If building the buyer persona represents the most impactful influence on your marketing and sales strategy, knowing what to do next is a close second.
Your buyer persona helps you understand the buyer you hope to market and sell to, which helps you craft effective campaigns. The more effective the campaign, the more likely it is to influence the buyer’s decisions.
The buyer persona is more than the person; it’s the buyer’s journey plus that person.
The question now is: How will you use that information?
Develop New Ways to Approach Your Buyer
For many people, the instinct is to distribute the buyer persona – make posters, put them on the Internet, share them at meetings, whatever that looks like for you.
While it’s okay to distribute your personas, the reality is that the average person in your organization will do nothing different based solely on understanding your buyer personas.
In terms of content strategy and messaging, a much more powerful first step is developing new ways to approach your buyer, using everything you’ve learned about the buyers’ attitudes and perceptions.
Gather Your Experts
A lot of marketing folks think their company can do anything. To get real about what you can and can’t deliver, bring other people into the conversation – product managers and others who are close to the product and solution. Also, include one person in the meeting who has a deep understanding of the competitive landscape, such as someone from sales operations.
With these four to six people, you’re ready to discuss your buyer persona. Since you compiled this already, you know each item that factors into the buyer’s decision. Sitting down with your internal subject matter experts, work through each of those items to write a statement that directly and specifically answers each question.
Once you do this, every campaign has a higher success rate. You start gaining percentage points with each message, and those add up quickly. The difference between success and failure can be as small as 5 percent. Gobbling up those extra points here and there makes hitting that 5 percent mark easy.
Of course, hitting that mark requires solid messaging.
How to Craft Your Message
Too often, marketing messages are full of platitudes, such as, “Our products are easy to use!” or “Our product has the flexibility to meet your future needs!”
If you correctly worked through the research phase, you have in-depth quotes from your buyers about their needs, and what they want to hear from a company on how it plans to meet those needs.
During your workshop with your internal experts, read each of those quotes and ask, “What is the buyer really concerned about here? How can we specifically address this concern?”
This is more than saying you can meet that need. Work out how you can. How will you provide evidence? How can you answer this problem?
This is the implementation phase of the buyer persona. Answering your buyers’ questions during this workshop feeds everything else you do – your marketing, sales training, sales playbook. Then, when you share the buyer persona with your organization, you’re including your response. “Here’s what they need, and here’s what we’re doing about it.”
Effective messaging is the intersection of what your buyers want to hear, and what you want to say.
Find those intersection points by making lists of what the buyer wants to hear and what you have to say. Then, look for matches. Once you find them, dig deeper to determine whether your answer differentiates you from the competition and specifically addresses how your product answers a need.

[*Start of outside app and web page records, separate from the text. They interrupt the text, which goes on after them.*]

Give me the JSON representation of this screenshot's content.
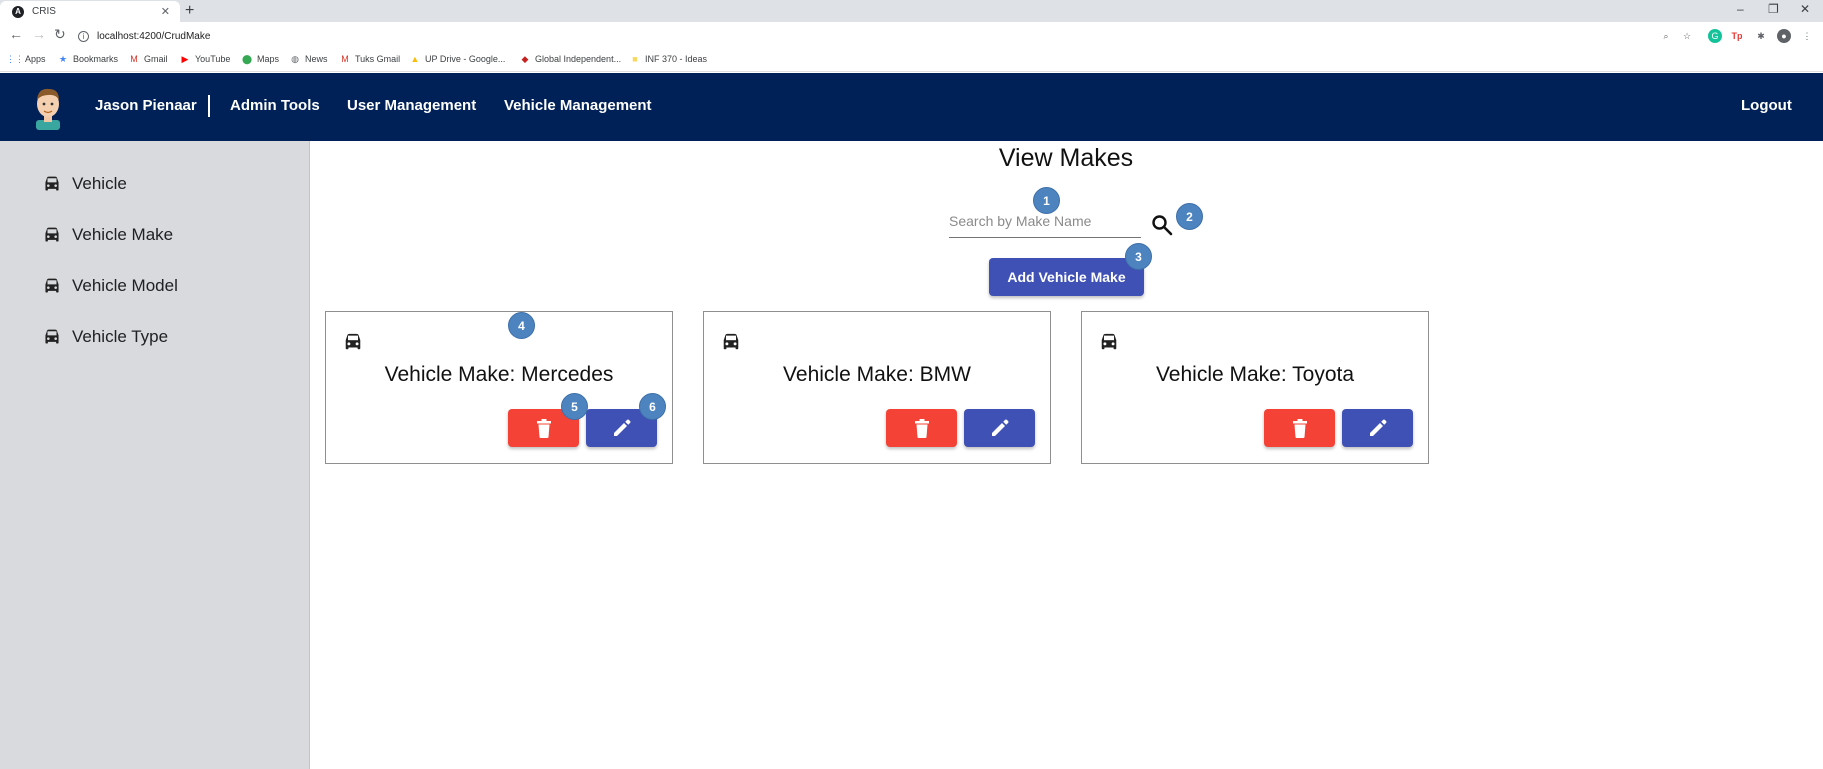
{
  "browser": {
    "tab_title": "CRIS",
    "url": "localhost:4200/CrudMake",
    "bookmarks": [
      {
        "label": "Apps",
        "icon": "apps-grid-icon",
        "color": "#4285f4"
      },
      {
        "label": "Bookmarks",
        "icon": "star-icon",
        "color": "#4285f4"
      },
      {
        "label": "Gmail",
        "icon": "gmail-icon",
        "color": "#d93025"
      },
      {
        "label": "YouTube",
        "icon": "youtube-icon",
        "color": "#ff0000"
      },
      {
        "label": "Maps",
        "icon": "maps-pin-icon",
        "color": "#34a853"
      },
      {
        "label": "News",
        "icon": "globe-icon",
        "color": "#5f6368"
      },
      {
        "label": "Tuks Gmail",
        "icon": "gmail-icon",
        "color": "#d93025"
      },
      {
        "label": "UP Drive - Google...",
        "icon": "drive-icon",
        "color": "#fbbc04"
      },
      {
        "label": "Global Independent...",
        "icon": "link-icon",
        "color": "#c5221f"
      },
      {
        "label": "INF 370 - Ideas",
        "icon": "folder-icon",
        "color": "#f9d65c"
      }
    ]
  },
  "navbar": {
    "user_name": "Jason Pienaar",
    "links": [
      "Admin Tools",
      "User Management",
      "Vehicle Management"
    ],
    "logout": "Logout",
    "background": "#002157"
  },
  "sidebar": {
    "items": [
      {
        "label": "Vehicle",
        "icon": "car-icon"
      },
      {
        "label": "Vehicle Make",
        "icon": "car-icon"
      },
      {
        "label": "Vehicle Model",
        "icon": "car-icon"
      },
      {
        "label": "Vehicle Type",
        "icon": "car-icon"
      }
    ]
  },
  "main": {
    "title": "View Makes",
    "search_placeholder": "Search by Make Name",
    "add_button": "Add Vehicle Make",
    "cards": [
      {
        "title": "Vehicle Make: Mercedes"
      },
      {
        "title": "Vehicle Make: BMW"
      },
      {
        "title": "Vehicle Make: Toyota"
      }
    ]
  },
  "markers": [
    "1",
    "2",
    "3",
    "4",
    "5",
    "6"
  ],
  "colors": {
    "primary": "#3f51b5",
    "danger": "#f44336",
    "marker": "#4d84c0"
  }
}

Sometimes, the fact that you’re willing to get into the details of how you meet those needs will be what differentiates you from your competitors.

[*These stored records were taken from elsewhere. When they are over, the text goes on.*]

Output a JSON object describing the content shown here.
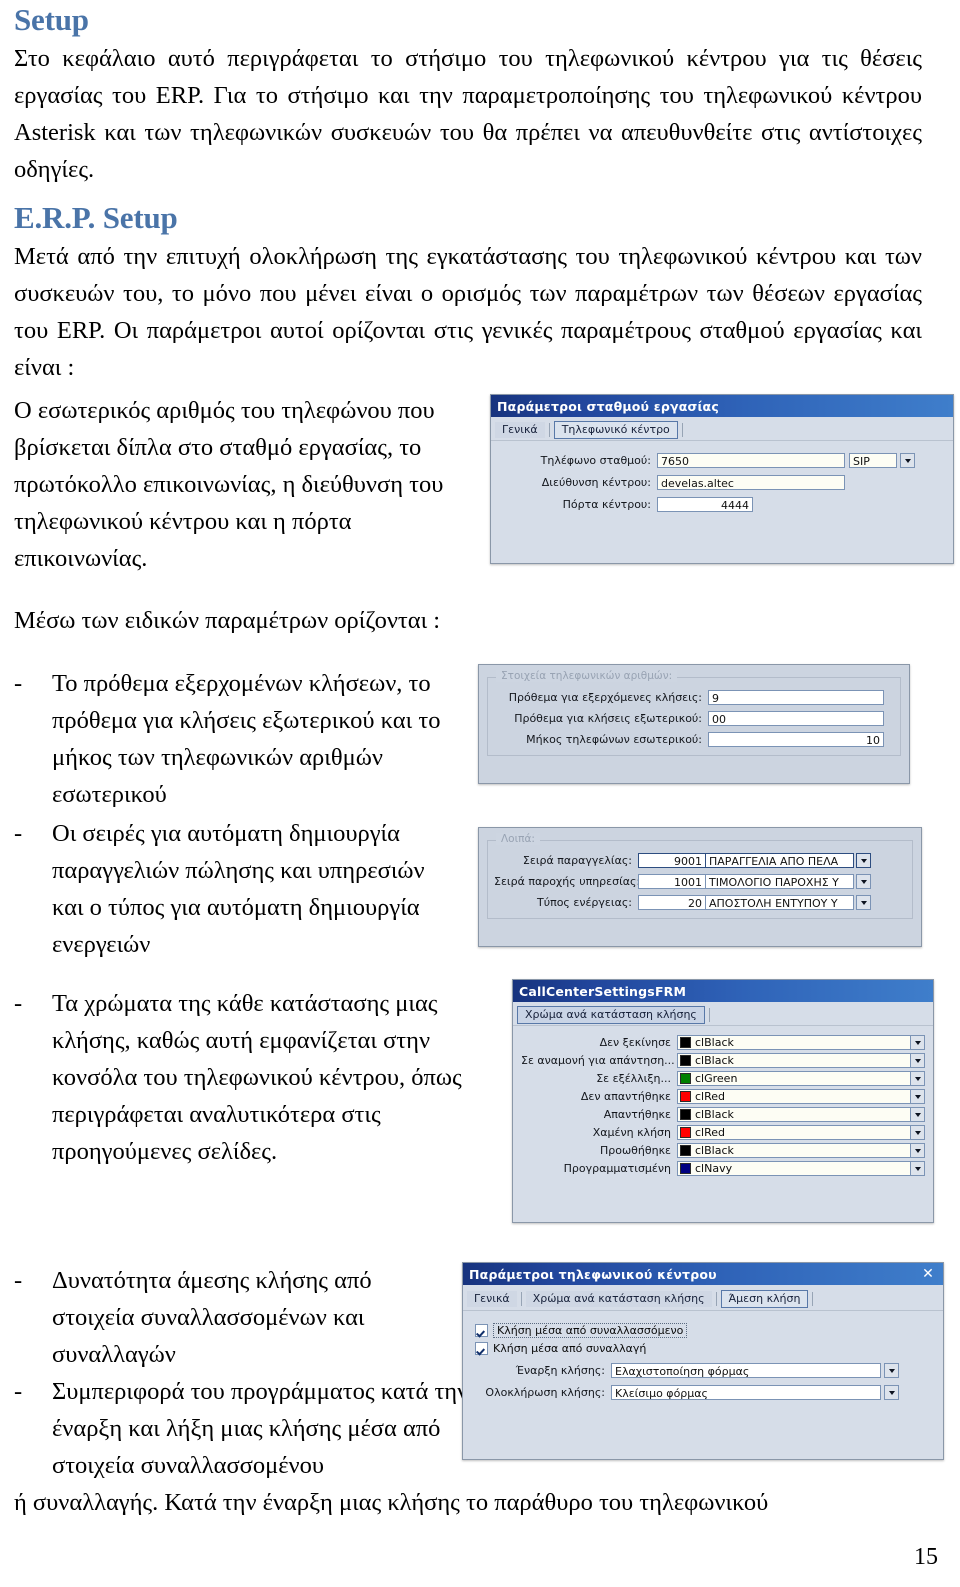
{
  "page": {
    "number": "15"
  },
  "sections": {
    "setup": {
      "heading": "Setup",
      "paragraph": "Στο κεφάλαιο αυτό περιγράφεται το στήσιμο του τηλεφωνικού κέντρου για τις θέσεις εργασίας του ERP. Για το στήσιμο και την παραμετροποίησης του τηλεφωνικού κέντρου Asterisk και των τηλεφωνικών συσκευών του θα πρέπει να απευθυνθείτε στις αντίστοιχες οδηγίες."
    },
    "erp_setup": {
      "heading": "E.R.P. Setup",
      "paragraph": "Μετά από την επιτυχή ολοκλήρωση της εγκατάστασης του τηλεφωνικού κέντρου και των συσκευών του, το μόνο που μένει είναι ο ορισμός των παραμέτρων των θέσεων εργασίας του ERP. Οι παράμετροι αυτοί ορίζονται στις γενικές παραμέτρους σταθμού εργασίας και είναι :",
      "description": "Ο εσωτερικός αριθμός του τηλεφώνου που βρίσκεται δίπλα στο σταθμό εργασίας, το πρωτόκολλο επικοινωνίας, η διεύθυνση του τηλεφωνικού κέντρου και η πόρτα επικοινωνίας."
    },
    "special_params": {
      "intro": "Μέσω των ειδικών παραμέτρων ορίζονται :",
      "bullets": [
        {
          "dash": "-",
          "text": "Το πρόθεμα εξερχομένων κλήσεων, το πρόθεμα για κλήσεις εξωτερικού και το μήκος των τηλεφωνικών αριθμών εσωτερικού"
        },
        {
          "dash": "-",
          "text": "Οι σειρές για αυτόματη δημιουργία παραγγελιών πώλησης και υπηρεσιών και ο τύπος για αυτόματη δημιουργία ενεργειών"
        },
        {
          "dash": "-",
          "text": "Τα χρώματα της κάθε κατάστασης μιας κλήσης, καθώς αυτή εμφανίζεται στην κονσόλα του τηλεφωνικού κέντρου, όπως περιγράφεται αναλυτικότερα στις προηγούμενες σελίδες."
        },
        {
          "dash": "-",
          "text": "Δυνατότητα άμεσης κλήσης από στοιχεία συναλλασσομένων και συναλλαγών"
        },
        {
          "dash": "-",
          "text": "Συμπεριφορά του προγράμματος κατά την έναρξη και λήξη μιας κλήσης μέσα από στοιχεία συναλλασσομένου"
        }
      ],
      "closing": "ή συναλλαγής. Κατά την έναρξη μιας κλήσης το παράθυρο του τηλεφωνικού"
    }
  },
  "dialog_workstation": {
    "title": "Παράμετροι σταθμού εργασίας",
    "tabs": [
      {
        "label": "Γενικά",
        "style": "plain"
      },
      {
        "label": "Τηλεφωνικό κέντρο",
        "style": "boxed"
      }
    ],
    "fields": [
      {
        "label": "Τηλέφωνο σταθμού:",
        "value": "7650",
        "align": "left",
        "combo_value": "SIP"
      },
      {
        "label": "Διεύθυνση κέντρου:",
        "value": "develas.altec",
        "align": "left"
      },
      {
        "label": "Πόρτα κέντρου:",
        "value": "4444",
        "align": "right"
      }
    ]
  },
  "dialog_phone_numbers": {
    "group_caption": "Στοιχεία τηλεφωνικών αριθμών:",
    "fields": [
      {
        "label": "Πρόθεμα για εξερχόμενες κλήσεις:",
        "value": "9",
        "align": "left"
      },
      {
        "label": "Πρόθεμα για κλήσεις εξωτερικού:",
        "value": "00",
        "align": "left"
      },
      {
        "label": "Μήκος τηλεφώνων εσωτερικού:",
        "value": "10",
        "align": "right"
      }
    ]
  },
  "dialog_misc": {
    "group_caption": "Λοιπά:",
    "fields": [
      {
        "label": "Σειρά παραγγελίας:",
        "code": "9001",
        "desc": "ΠΑΡΑΓΓΕΛΙΑ ΑΠΟ ΠΕΛΑ"
      },
      {
        "label": "Σειρά παροχής υπηρεσίας:",
        "code": "1001",
        "desc": "ΤΙΜΟΛΟΓΙΟ ΠΑΡΟΧΗΣ Υ"
      },
      {
        "label": "Τύπος ενέργειας:",
        "code": "20",
        "desc": "ΑΠΟΣΤΟΛΗ ΕΝΤΥΠΟΥ Υ"
      }
    ]
  },
  "dialog_callcenter_settings": {
    "title": "CallCenterSettingsFRM",
    "tabs": [
      {
        "label": "Χρώμα ανά κατάσταση κλήσης",
        "style": "sel"
      }
    ],
    "color_rows": [
      {
        "label": "Δεν ξεκίνησε",
        "color_name": "clBlack",
        "hex": "#000000"
      },
      {
        "label": "Σε αναμονή για απάντηση...",
        "color_name": "clBlack",
        "hex": "#000000"
      },
      {
        "label": "Σε εξέλλιξη...",
        "color_name": "clGreen",
        "hex": "#008000"
      },
      {
        "label": "Δεν απαντήθηκε",
        "color_name": "clRed",
        "hex": "#ff0000"
      },
      {
        "label": "Απαντήθηκε",
        "color_name": "clBlack",
        "hex": "#000000"
      },
      {
        "label": "Χαμένη κλήση",
        "color_name": "clRed",
        "hex": "#ff0000"
      },
      {
        "label": "Προωθήθηκε",
        "color_name": "clBlack",
        "hex": "#000000"
      },
      {
        "label": "Προγραμματισμένη",
        "color_name": "clNavy",
        "hex": "#000080"
      }
    ]
  },
  "dialog_callcenter_params": {
    "title": "Παράμετροι τηλεφωνικού κέντρου",
    "close_label": "✕",
    "tabs": [
      {
        "label": "Γενικά",
        "style": "plain"
      },
      {
        "label": "Χρώμα ανά κατάσταση κλήσης",
        "style": "plain"
      },
      {
        "label": "Άμεση κλήση",
        "style": "boxed"
      }
    ],
    "checkboxes": [
      {
        "label": "Κλήση μέσα από συναλλασσόμενο",
        "checked": true,
        "focused": true
      },
      {
        "label": "Κλήση μέσα από συναλλαγή",
        "checked": true,
        "focused": false
      }
    ],
    "fields": [
      {
        "label": "Έναρξη κλήσης:",
        "value": "Ελαχιστοποίηση φόρμας"
      },
      {
        "label": "Ολοκλήρωση κλήσης:",
        "value": "Κλείσιμο φόρμας"
      }
    ]
  }
}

How to Deliver Your Message
It’s a big world full of competition, with numerous companies vying for the same business. How do you distinguish yourself from your competitors?
Content marketing, especially long-form content, lets you start answering those questions and adding value to your customer’s experience. Organizations that inform and teach are organizations customers return to because they’re helpful and serious about their role in the game.
When creating your content, ask yourself if it’s helpful and provides useful information, or does it just promote your business.
Customer Needs that Fall Outside Your Wheelhouse
As you work your way through the customer persona, you may land on a need that the customer rates highly but that you either cannot meet or cannot meet well.
Do you pursue these leads knowing you aren’t fully equipped to handle the customer’s needs or do you instead set your sales force in front of markets where you’re sure to shine?
It goes against much of what companies typically chase, but part of the reason for designing the buyer persona is determining where your ideal market lives. Focus your sales efforts there instead of wasting your reps’ time.
The exception is if those buyers represent a segment your company wants to pursue. In that case, focus on the segments where you excel while getting better at delivering what it is those customers want before sending your sales force there.
Sometimes, you have a great product or solution, but it doesn’t resonate with the buyer. That’s okay, you’re a marketer. Your job is to figure out how to present this fabulous package in a way that it does resonate. It’s about educating the buyer on your solutions to their problems, even when the solution doesn’t seem obviously related.
Focus on the Message
Your message is embedded in everything you do. The format plays a role, of course, but you have to have a solid message first.
This can’t be overstated, because the message goes everywhere – on your site, in your sales copy, in your training. The goal is to be clear, simple, and concise. Even if you aren’t a great writer (and remember, you can hire a copywriter), if the message is clear and simple, it will stick.